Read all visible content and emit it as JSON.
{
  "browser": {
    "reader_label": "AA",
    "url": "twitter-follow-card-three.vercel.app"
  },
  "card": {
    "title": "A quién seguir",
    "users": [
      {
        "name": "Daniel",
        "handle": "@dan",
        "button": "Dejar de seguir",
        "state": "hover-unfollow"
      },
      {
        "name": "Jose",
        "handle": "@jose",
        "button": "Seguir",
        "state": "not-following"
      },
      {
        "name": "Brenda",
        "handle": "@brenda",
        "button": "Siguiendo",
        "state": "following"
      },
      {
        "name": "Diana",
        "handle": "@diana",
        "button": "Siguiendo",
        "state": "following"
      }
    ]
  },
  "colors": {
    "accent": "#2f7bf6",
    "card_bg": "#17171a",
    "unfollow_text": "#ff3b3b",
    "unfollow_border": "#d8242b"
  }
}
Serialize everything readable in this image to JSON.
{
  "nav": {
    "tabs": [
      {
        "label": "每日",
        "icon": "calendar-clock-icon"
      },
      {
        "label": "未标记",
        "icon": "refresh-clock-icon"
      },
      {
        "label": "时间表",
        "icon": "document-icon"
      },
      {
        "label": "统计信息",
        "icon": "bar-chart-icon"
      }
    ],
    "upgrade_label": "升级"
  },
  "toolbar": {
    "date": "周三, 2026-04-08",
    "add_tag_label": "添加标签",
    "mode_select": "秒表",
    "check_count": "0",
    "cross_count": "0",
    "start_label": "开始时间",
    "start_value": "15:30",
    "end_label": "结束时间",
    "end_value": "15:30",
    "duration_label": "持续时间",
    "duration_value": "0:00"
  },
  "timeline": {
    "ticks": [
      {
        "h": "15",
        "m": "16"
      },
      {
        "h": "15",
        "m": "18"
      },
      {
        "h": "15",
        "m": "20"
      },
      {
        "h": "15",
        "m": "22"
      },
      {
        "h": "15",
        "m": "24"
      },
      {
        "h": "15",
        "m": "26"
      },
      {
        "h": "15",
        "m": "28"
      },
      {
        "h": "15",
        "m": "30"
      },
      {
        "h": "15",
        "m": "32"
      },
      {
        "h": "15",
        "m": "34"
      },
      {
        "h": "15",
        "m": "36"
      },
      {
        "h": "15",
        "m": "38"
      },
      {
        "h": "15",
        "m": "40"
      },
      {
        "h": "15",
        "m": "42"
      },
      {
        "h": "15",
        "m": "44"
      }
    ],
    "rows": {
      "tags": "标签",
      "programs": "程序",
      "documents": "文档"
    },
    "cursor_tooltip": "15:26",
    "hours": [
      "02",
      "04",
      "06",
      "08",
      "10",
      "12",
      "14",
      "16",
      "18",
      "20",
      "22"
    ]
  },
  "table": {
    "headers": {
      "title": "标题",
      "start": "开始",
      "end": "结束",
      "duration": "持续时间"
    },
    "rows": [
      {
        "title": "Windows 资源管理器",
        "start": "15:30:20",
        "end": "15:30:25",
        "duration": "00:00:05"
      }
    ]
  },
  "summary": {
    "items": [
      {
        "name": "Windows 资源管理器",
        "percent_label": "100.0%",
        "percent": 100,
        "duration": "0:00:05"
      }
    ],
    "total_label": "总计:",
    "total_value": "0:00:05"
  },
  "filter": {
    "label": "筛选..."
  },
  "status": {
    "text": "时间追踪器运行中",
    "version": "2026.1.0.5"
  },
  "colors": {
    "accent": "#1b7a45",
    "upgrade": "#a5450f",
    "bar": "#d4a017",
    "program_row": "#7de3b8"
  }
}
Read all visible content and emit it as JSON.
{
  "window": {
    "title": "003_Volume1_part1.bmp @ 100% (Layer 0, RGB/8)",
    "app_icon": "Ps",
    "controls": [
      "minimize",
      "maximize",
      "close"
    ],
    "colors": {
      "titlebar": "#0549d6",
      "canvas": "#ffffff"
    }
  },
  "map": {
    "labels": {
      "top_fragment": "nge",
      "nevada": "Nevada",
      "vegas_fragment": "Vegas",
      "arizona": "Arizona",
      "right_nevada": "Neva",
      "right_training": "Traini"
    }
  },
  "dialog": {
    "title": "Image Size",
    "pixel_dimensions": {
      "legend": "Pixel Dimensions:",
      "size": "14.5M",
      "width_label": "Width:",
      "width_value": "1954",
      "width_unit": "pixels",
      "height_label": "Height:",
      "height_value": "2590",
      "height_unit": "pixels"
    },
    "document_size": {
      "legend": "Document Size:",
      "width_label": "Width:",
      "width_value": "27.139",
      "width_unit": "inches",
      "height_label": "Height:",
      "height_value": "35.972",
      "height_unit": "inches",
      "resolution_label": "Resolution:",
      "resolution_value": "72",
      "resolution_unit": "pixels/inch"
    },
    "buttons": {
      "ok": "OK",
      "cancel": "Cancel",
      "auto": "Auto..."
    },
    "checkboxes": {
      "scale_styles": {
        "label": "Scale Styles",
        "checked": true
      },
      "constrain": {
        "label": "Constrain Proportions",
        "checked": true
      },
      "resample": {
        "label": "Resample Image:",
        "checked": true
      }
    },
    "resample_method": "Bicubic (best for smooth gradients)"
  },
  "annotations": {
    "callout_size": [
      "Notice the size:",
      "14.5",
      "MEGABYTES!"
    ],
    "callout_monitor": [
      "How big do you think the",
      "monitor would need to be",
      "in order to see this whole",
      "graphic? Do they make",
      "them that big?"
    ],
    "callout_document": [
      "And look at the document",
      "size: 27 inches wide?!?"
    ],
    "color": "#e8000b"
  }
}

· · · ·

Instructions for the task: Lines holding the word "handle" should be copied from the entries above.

Solution below:
        "handle": "@dan",
        "handle": "@jose",
        "handle": "@brenda",
        "handle": "@diana",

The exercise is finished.